Disrupting the entrenched education system is daunting. There are 7.2 million teachers in the U.S., 76 million students, and more than 98,000 public schools, according to a government census (as of 2008).
So what’s the most effective way to unshackle the current archaic system from ineffective tactics that no longer work in the digital age?
Google, the world’s go-to for answers, has an idea for the most impactful place to start. Last week, the company’s educational overseers organized the Google Faculty Institute, to which they invited the faculty from California State University (CSU) schools of education. The mission: to show those who teach teachers the most effective, useful, and helpful digital tools.
Why the focus on CSU teachers?

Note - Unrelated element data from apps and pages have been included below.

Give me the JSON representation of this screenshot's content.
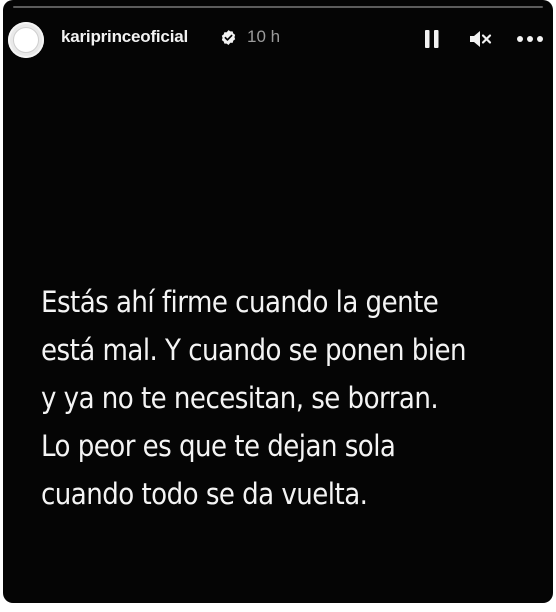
{
  "story": {
    "progress_fraction": 0.0,
    "header": {
      "username": "kariprinceoficial",
      "time": "10 h",
      "verified": true
    },
    "controls": {
      "pause_icon": "pause-icon",
      "mute_icon": "speaker-muted-icon",
      "more_icon": "more-horizontal-icon"
    },
    "text_lines": [
      "Estás ahí firme cuando la gente",
      "está mal. Y cuando se ponen bien",
      "y ya no te necesitan, se borran.",
      "Lo peor es que te dejan sola",
      "cuando todo se da vuelta."
    ],
    "colors": {
      "background": "#050505",
      "text": "#f4f4f4",
      "time": "#9b9b9b"
    }
  }
}
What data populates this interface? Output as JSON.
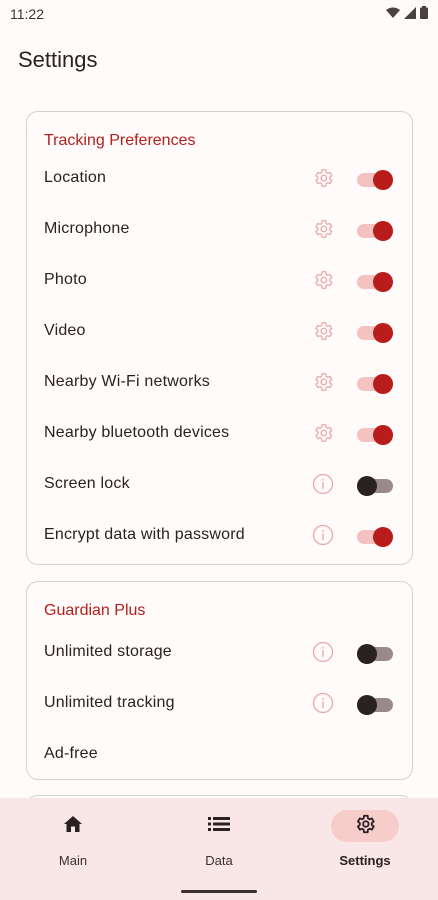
{
  "status_bar": {
    "time": "11:22",
    "icons": [
      "wifi-icon",
      "signal-icon",
      "battery-icon"
    ]
  },
  "page_title": "Settings",
  "tracking_card": {
    "title": "Tracking Preferences",
    "rows": [
      {
        "label": "Location",
        "icon": "gear-icon",
        "toggle_on": true
      },
      {
        "label": "Microphone",
        "icon": "gear-icon",
        "toggle_on": true
      },
      {
        "label": "Photo",
        "icon": "gear-icon",
        "toggle_on": true
      },
      {
        "label": "Video",
        "icon": "gear-icon",
        "toggle_on": true
      },
      {
        "label": "Nearby Wi-Fi networks",
        "icon": "gear-icon",
        "toggle_on": true
      },
      {
        "label": "Nearby bluetooth devices",
        "icon": "gear-icon",
        "toggle_on": true
      },
      {
        "label": "Screen lock",
        "icon": "info-icon",
        "toggle_on": false
      },
      {
        "label": "Encrypt data with password",
        "icon": "info-icon",
        "toggle_on": true
      }
    ]
  },
  "plus_card": {
    "title": "Guardian Plus",
    "rows": [
      {
        "label": "Unlimited storage",
        "icon": "info-icon",
        "toggle_on": false
      },
      {
        "label": "Unlimited tracking",
        "icon": "info-icon",
        "toggle_on": false
      },
      {
        "label": "Ad-free"
      }
    ]
  },
  "bottom_nav": {
    "items": [
      {
        "label": "Main",
        "icon": "home-icon",
        "active": false
      },
      {
        "label": "Data",
        "icon": "list-icon",
        "active": false
      },
      {
        "label": "Settings",
        "icon": "gear-icon",
        "active": true
      }
    ]
  },
  "colors": {
    "accent": "#b81d1c",
    "accent_light": "#f4c2c0",
    "nav_background": "#f8e7e6",
    "icon_muted": "#e8a9a7"
  }
}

Simple math — 60% of teachers in California and 10% of teachers in the U.S. — are trained through the CSU system.
“We want to make California a model for the rest of the country,” said Maggie Johnson, director of education and university relations for Google. “We wanted to find a mechanism for talking about education technology and all the ways of using it in transformational ways — not just ways to support teaching as it’s always been done.”

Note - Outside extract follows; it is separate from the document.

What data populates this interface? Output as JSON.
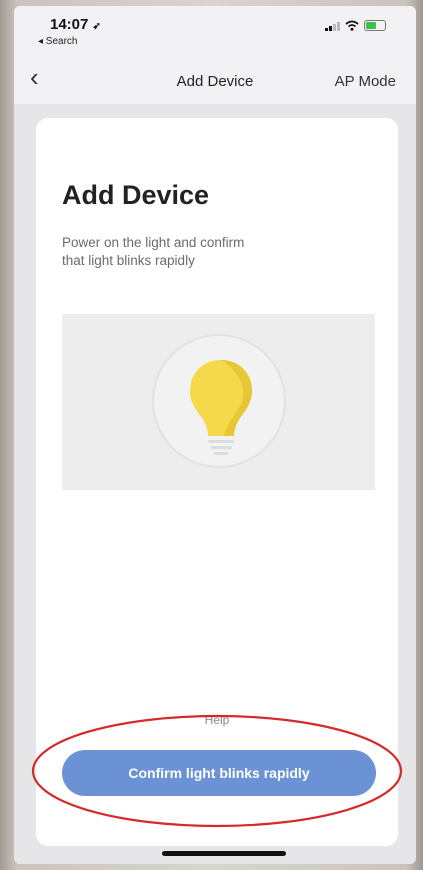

Over the course of three days, the 39 attendees — mostly faculty who teach at the CSU schools of education — were tasked with coming up with proposals that would demonstrate the use of technology in new and inventive ways. They had to show how the proposal could be scaled and how it could go viral. For its part, in addition to hosting the event and providing experts and resources at the workshop, Google will donate $20,000 to each group, which has six to nine months to implement their ideas.
Here’s what they came up with:
- The Math of Khan: Documenting, testing and disseminating the process by which a teacher can flip their classroom using Khan Academy videos.
- Making Teachers ‘Appy’: Encouraging a “maker” philosophy with pre-service educators (teachers-in-training) by teaching introduction to programming in an educational technology course. Continue reading